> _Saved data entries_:
+--
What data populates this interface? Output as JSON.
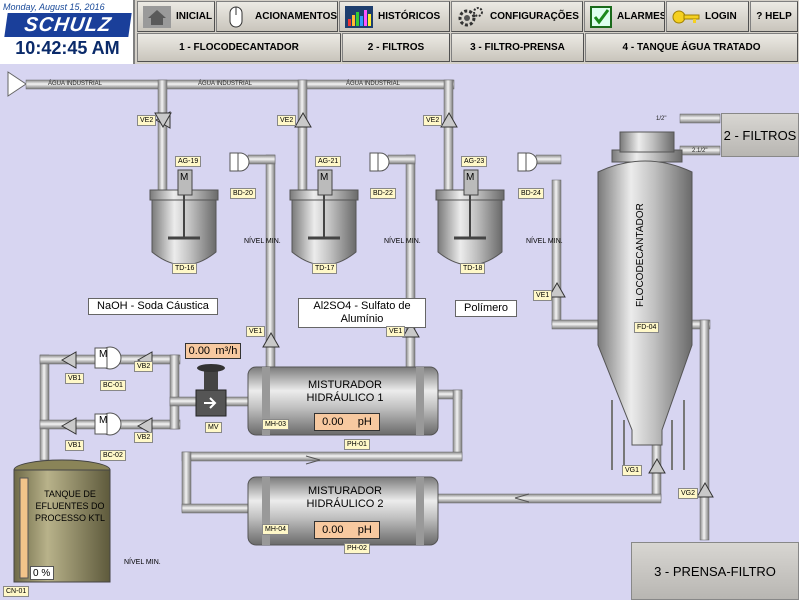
{
  "header": {
    "date": "Monday, August 15, 2016",
    "brand": "SCHULZ",
    "time": "10:42:45 AM"
  },
  "nav": {
    "inicial": "INICIAL",
    "acionamentos": "ACIONAMENTOS",
    "historicos": "HISTÓRICOS",
    "configuracoes": "CONFIGURAÇÕES",
    "alarmes": "ALARMES",
    "login": "LOGIN",
    "help": "? HELP"
  },
  "tabs": {
    "t1": "1 - FLOCODECANTADOR",
    "t2": "2 - FILTROS",
    "t3": "3 - FILTRO-PRENSA",
    "t4": "4 - TANQUE ÁGUA TRATADO"
  },
  "pipes": {
    "agua1": "ÁGUA INDUSTRIAL",
    "agua2": "ÁGUA INDUSTRIAL",
    "agua3": "ÁGUA INDUSTRIAL",
    "half": "1/2\"",
    "twohalf": "2.1/2\""
  },
  "tags": {
    "ve2a": "VE2",
    "ve2b": "VE2",
    "ve2c": "VE2",
    "ag19": "AG-19",
    "ag21": "AG-21",
    "ag23": "AG-23",
    "bd20": "BD-20",
    "bd22": "BD-22",
    "bd24": "BD-24",
    "td16": "TD-16",
    "td17": "TD-17",
    "td18": "TD-18",
    "ve1a": "VE1",
    "ve1b": "VE1",
    "ve1c": "VE1",
    "fd04": "FD-04",
    "vb1a": "VB1",
    "vb1b": "VB1",
    "bc01": "BC-01",
    "bc02": "BC-02",
    "vb2a": "VB2",
    "vb2b": "VB2",
    "mv": "MV",
    "mh03": "MH-03",
    "mh04": "MH-04",
    "ph01": "PH-01",
    "ph02": "PH-02",
    "vg1": "VG1",
    "vg2": "VG2",
    "cn01": "CN-01"
  },
  "tanks": {
    "naoh": "NaOH - Soda Cáustica",
    "al": "Al2SO4 - Sulfato de Alumínio",
    "poli": "Polímero",
    "floc": "FLOCODECANTADOR",
    "efluentes": "TANQUE DE EFLUENTES DO PROCESSO KTL",
    "level_pct": "0 %",
    "level_fraction": 0.0
  },
  "nivel": {
    "n1": "NÍVEL MIN.",
    "n2": "NÍVEL MIN.",
    "n3": "NÍVEL MIN.",
    "n4": "NÍVEL MIN."
  },
  "motor": "M",
  "mixers": {
    "m1": "MISTURADOR HIDRÁULICO 1",
    "m2": "MISTURADOR HIDRÁULICO 2"
  },
  "readouts": {
    "flow_value": "0.00",
    "flow_unit": "m³/h",
    "ph1_value": "0.00",
    "ph1_unit": "pH",
    "ph2_value": "0.00",
    "ph2_unit": "pH"
  },
  "dest": {
    "filtros": "2 - FILTROS",
    "prensa": "3 - PRENSA-FILTRO"
  },
  "colors": {
    "background": "#d7d5f1",
    "pipe": "#c8c8c8",
    "readout": "#f7c9a0",
    "tag": "#fff8c8",
    "tank_effluent": "#9a9468",
    "tank_level": "#f2c48a"
  }
}
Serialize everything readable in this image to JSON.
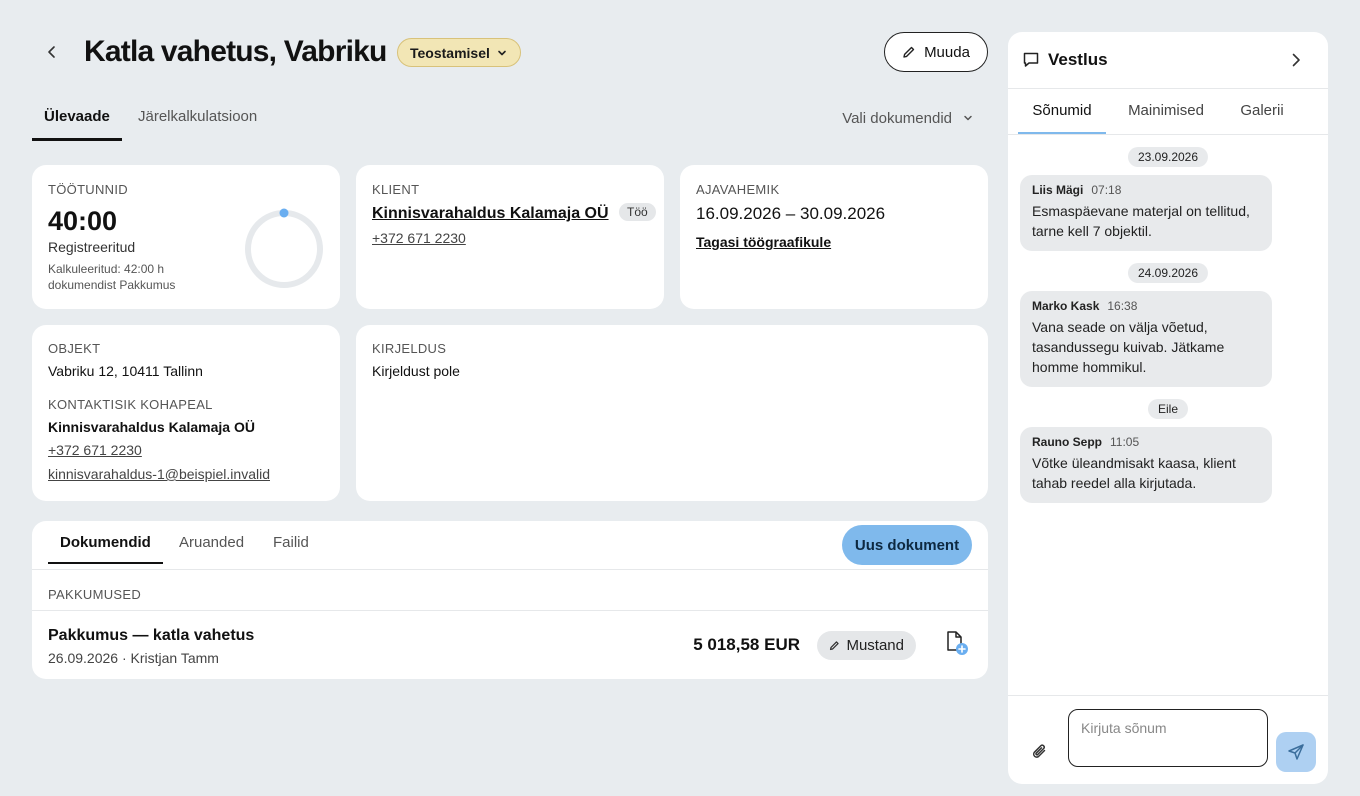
{
  "header": {
    "title": "Katla vahetus, Vabriku",
    "status": "Teostamisel",
    "edit_label": "Muuda"
  },
  "tabs": [
    {
      "label": "Ülevaade",
      "active": true
    },
    {
      "label": "Järelkalkulatsioon",
      "active": false
    }
  ],
  "doc_select_label": "Vali dokumendid",
  "hours_card": {
    "label": "Töötunnid",
    "value": "40:00",
    "caption": "Registreeritud",
    "calc_line1": "Kalkuleeritud: 42:00 h",
    "calc_line2": "dokumendist Pakkumus"
  },
  "client_card": {
    "label": "Klient",
    "name": "Kinnisvarahaldus Kalamaja OÜ",
    "badge": "Töö",
    "phone": "+372 671 2230"
  },
  "period_card": {
    "label": "Ajavahemik",
    "range": "16.09.2026 – 30.09.2026",
    "link": "Tagasi töögraafikule"
  },
  "object_card": {
    "label": "Objekt",
    "address": "Vabriku 12, 10411 Tallinn",
    "contact_label": "Kontaktisik kohapeal",
    "contact_name": "Kinnisvarahaldus Kalamaja OÜ",
    "contact_phone": "+372 671 2230",
    "contact_email": "kinnisvarahaldus-1@beispiel.invalid"
  },
  "description_card": {
    "label": "Kirjeldus",
    "text": "Kirjeldust pole"
  },
  "documents": {
    "tabs": [
      {
        "label": "Dokumendid",
        "active": true
      },
      {
        "label": "Aruanded",
        "active": false
      },
      {
        "label": "Failid",
        "active": false
      }
    ],
    "new_label": "Uus dokument",
    "section_label": "Pakkumused",
    "items": [
      {
        "name": "Pakkumus — katla vahetus",
        "meta": "26.09.2026 · Kristjan Tamm",
        "amount": "5 018,58 EUR",
        "status": "Mustand"
      }
    ]
  },
  "chat": {
    "title": "Vestlus",
    "tabs": [
      {
        "label": "Sõnumid",
        "active": true
      },
      {
        "label": "Mainimised",
        "active": false
      },
      {
        "label": "Galerii",
        "active": false
      }
    ],
    "dates": [
      "23.09.2026",
      "24.09.2026",
      "Eile"
    ],
    "messages": [
      {
        "author": "Liis Mägi",
        "time": "07:18",
        "text": "Esmaspäevane materjal on tellitud, tarne kell 7 objektil."
      },
      {
        "author": "Marko Kask",
        "time": "16:38",
        "text": "Vana seade on välja võetud, tasandussegu kuivab. Jätkame homme hommikul."
      },
      {
        "author": "Rauno Sepp",
        "time": "11:05",
        "text": "Võtke üleandmisakt kaasa, klient tahab reedel alla kirjutada."
      }
    ],
    "input_placeholder": "Kirjuta sõnum"
  },
  "colors": {
    "background": "#e8ecef",
    "status_pill": "#f2e6b5",
    "accent": "#7fb9ec",
    "progress_dot": "#6aaef0"
  },
  "hours_progress": 0.0
}
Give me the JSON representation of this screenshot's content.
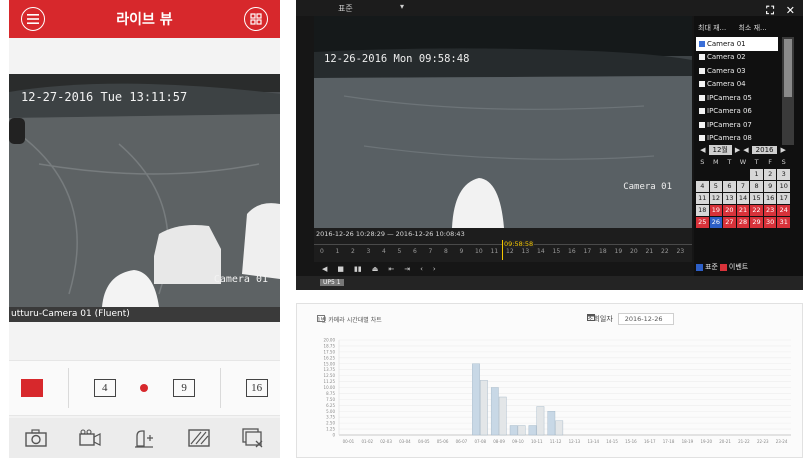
{
  "mobile_app": {
    "header": {
      "title": "라이브 뷰"
    },
    "video": {
      "timestamp": "12-27-2016 Tue 13:11:57",
      "camera_label": "Camera 01",
      "name_bar": "utturu-Camera 01 (Fluent)"
    },
    "layout_options": [
      "1",
      "4",
      "",
      "9",
      "16"
    ],
    "toolbar_icons": [
      "camera-icon",
      "video-record-icon",
      "ptz-icon",
      "image-quality-icon",
      "close-view-icon"
    ]
  },
  "nvr_playback": {
    "top_bar": {
      "standard_label": "표준",
      "arrow": "▾"
    },
    "window_controls": [
      "⛶",
      "✕"
    ],
    "video": {
      "timestamp": "12-26-2016 Mon 09:58:48",
      "camera_label": "Camera 01"
    },
    "tabs": [
      "최대 재...",
      "최소 재..."
    ],
    "cameras": [
      {
        "label": "Camera 01",
        "selected": true
      },
      {
        "label": "Camera 02",
        "selected": false
      },
      {
        "label": "Camera 03",
        "selected": false
      },
      {
        "label": "Camera 04",
        "selected": false
      },
      {
        "label": "IPCamera 05",
        "selected": false
      },
      {
        "label": "IPCamera 06",
        "selected": false
      },
      {
        "label": "IPCamera 07",
        "selected": false
      },
      {
        "label": "IPCamera 08",
        "selected": false
      }
    ],
    "calendar": {
      "month_label": "12월",
      "year_label": "2016",
      "weekdays": [
        "S",
        "M",
        "T",
        "W",
        "T",
        "F",
        "S"
      ],
      "start_offset": 4,
      "days": 31,
      "recorded_days": [
        19,
        20,
        21,
        22,
        23,
        24,
        25,
        26,
        27,
        28,
        29,
        30,
        31
      ],
      "today": 26
    },
    "timeline": {
      "range_text": "2016-12-26 10:28:29 — 2016-12-26 10:08:43",
      "current_marker": "09:58:58",
      "tick_labels": [
        "0",
        "1",
        "2",
        "3",
        "4",
        "5",
        "6",
        "7",
        "8",
        "9",
        "10",
        "11",
        "12",
        "13",
        "14",
        "15",
        "16",
        "17",
        "18",
        "19",
        "20",
        "21",
        "22",
        "23"
      ]
    },
    "controls": [
      "◀",
      "■",
      "▮▮",
      "⏏",
      "⇤",
      "⇥",
      "‹",
      "›"
    ],
    "legend": [
      {
        "label": "표준",
        "color": "#2d5fc7"
      },
      {
        "label": "이벤트",
        "color": "#d8323a"
      }
    ],
    "bottom_tag": "UP5 1"
  },
  "recording_chart": {
    "title": "1번 카메라 시간대별 차트",
    "date_label": "조회일자",
    "date_value": "2016-12-26",
    "chart_data": {
      "type": "bar",
      "categories": [
        "00-01",
        "01-02",
        "02-03",
        "03-04",
        "04-05",
        "05-06",
        "06-07",
        "07-08",
        "08-09",
        "09-10",
        "10-11",
        "11-12",
        "12-13",
        "13-14",
        "14-15",
        "15-16",
        "16-17",
        "17-18",
        "18-19",
        "19-20",
        "20-21",
        "21-22",
        "22-23",
        "23-24"
      ],
      "series": [
        {
          "values": [
            0,
            0,
            0,
            0,
            0,
            0,
            0,
            15.0,
            10.0,
            2.0,
            2.0,
            5.0,
            0,
            0,
            0,
            0,
            0,
            0,
            0,
            0,
            0,
            0,
            0,
            0
          ]
        },
        {
          "values": [
            0,
            0,
            0,
            0,
            0,
            0,
            0,
            11.5,
            8.0,
            2.0,
            6.0,
            3.0,
            0,
            0,
            0,
            0,
            0,
            0,
            0,
            0,
            0,
            0,
            0,
            0
          ]
        }
      ],
      "ylim": [
        0,
        20
      ],
      "y_ticks": [
        "20.00",
        "18.75",
        "17.50",
        "16.25",
        "15.00",
        "13.75",
        "12.50",
        "11.25",
        "10.00",
        "8.75",
        "7.50",
        "6.25",
        "5.00",
        "3.75",
        "2.50",
        "1.25",
        "0"
      ],
      "colors": [
        "#c8d8e6",
        "#e3e6e8"
      ],
      "grid": true
    }
  }
}
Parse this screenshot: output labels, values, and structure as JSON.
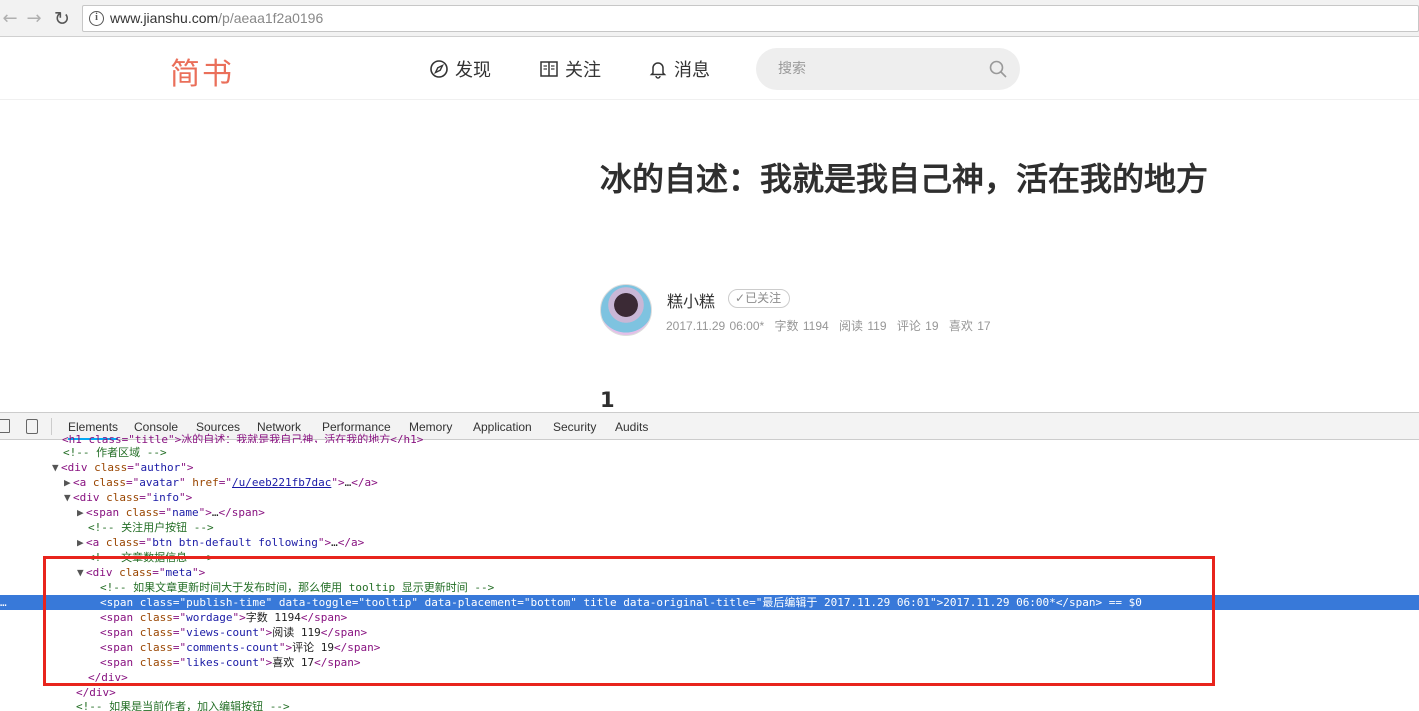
{
  "browser": {
    "url_host": "www.jianshu.com",
    "url_path": "/p/aeaa1f2a0196"
  },
  "header": {
    "logo": "简书",
    "nav": [
      {
        "label": "发现"
      },
      {
        "label": "关注"
      },
      {
        "label": "消息"
      }
    ],
    "search_placeholder": "搜索"
  },
  "article": {
    "title": "冰的自述：我就是我自己神，活在我的地方",
    "author": "糕小糕",
    "follow_label": "已关注",
    "meta": {
      "publish_time": "2017.11.29 06:00*",
      "wordage": "字数 1194",
      "views": "阅读 119",
      "comments": "评论 19",
      "likes": "喜欢 17"
    },
    "section_number": "1"
  },
  "devtools": {
    "tabs": [
      "Elements",
      "Console",
      "Sources",
      "Network",
      "Performance",
      "Memory",
      "Application",
      "Security",
      "Audits"
    ],
    "active_tab": "Elements",
    "lines": {
      "l0": "<h1 class=\"title\">冰的自述：我就是我自己神，活在我的地方</h1>",
      "l1": "<!-- 作者区域 -->",
      "l2_tag": "div",
      "l2_attr": "class",
      "l2_val": "author",
      "l3_tag": "a",
      "l3_attr1": "class",
      "l3_val1": "avatar",
      "l3_attr2": "href",
      "l3_val2": "/u/eeb221fb7dac",
      "l4_tag": "div",
      "l4_attr": "class",
      "l4_val": "info",
      "l5_tag": "span",
      "l5_attr": "class",
      "l5_val": "name",
      "l6": "<!-- 关注用户按钮 -->",
      "l7_tag": "a",
      "l7_attr": "class",
      "l7_val": "btn btn-default following",
      "l8": "<!-- 文章数据信息 -->",
      "l9_tag": "div",
      "l9_attr": "class",
      "l9_val": "meta",
      "l10": "<!-- 如果文章更新时间大于发布时间，那么使用 tooltip 显示更新时间 -->",
      "l11_val1": "publish-time",
      "l11_val2": "tooltip",
      "l11_val3": "bottom",
      "l11_val4": "最后编辑于 2017.11.29 06:01",
      "l11_text": "2017.11.29 06:00*",
      "l11_suffix": " == $0",
      "l12_val": "wordage",
      "l12_text": "字数 1194",
      "l13_val": "views-count",
      "l13_text": "阅读 119",
      "l14_val": "comments-count",
      "l14_text": "评论 19",
      "l15_val": "likes-count",
      "l15_text": "喜欢 17",
      "l18": "<!-- 如果是当前作者，加入编辑按钮 -->"
    }
  }
}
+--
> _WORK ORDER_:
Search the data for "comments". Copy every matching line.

> _RESPONSE TO THIS EXERCISE_:
      "comments": "评论 19",
      "l14_val": "comments-count",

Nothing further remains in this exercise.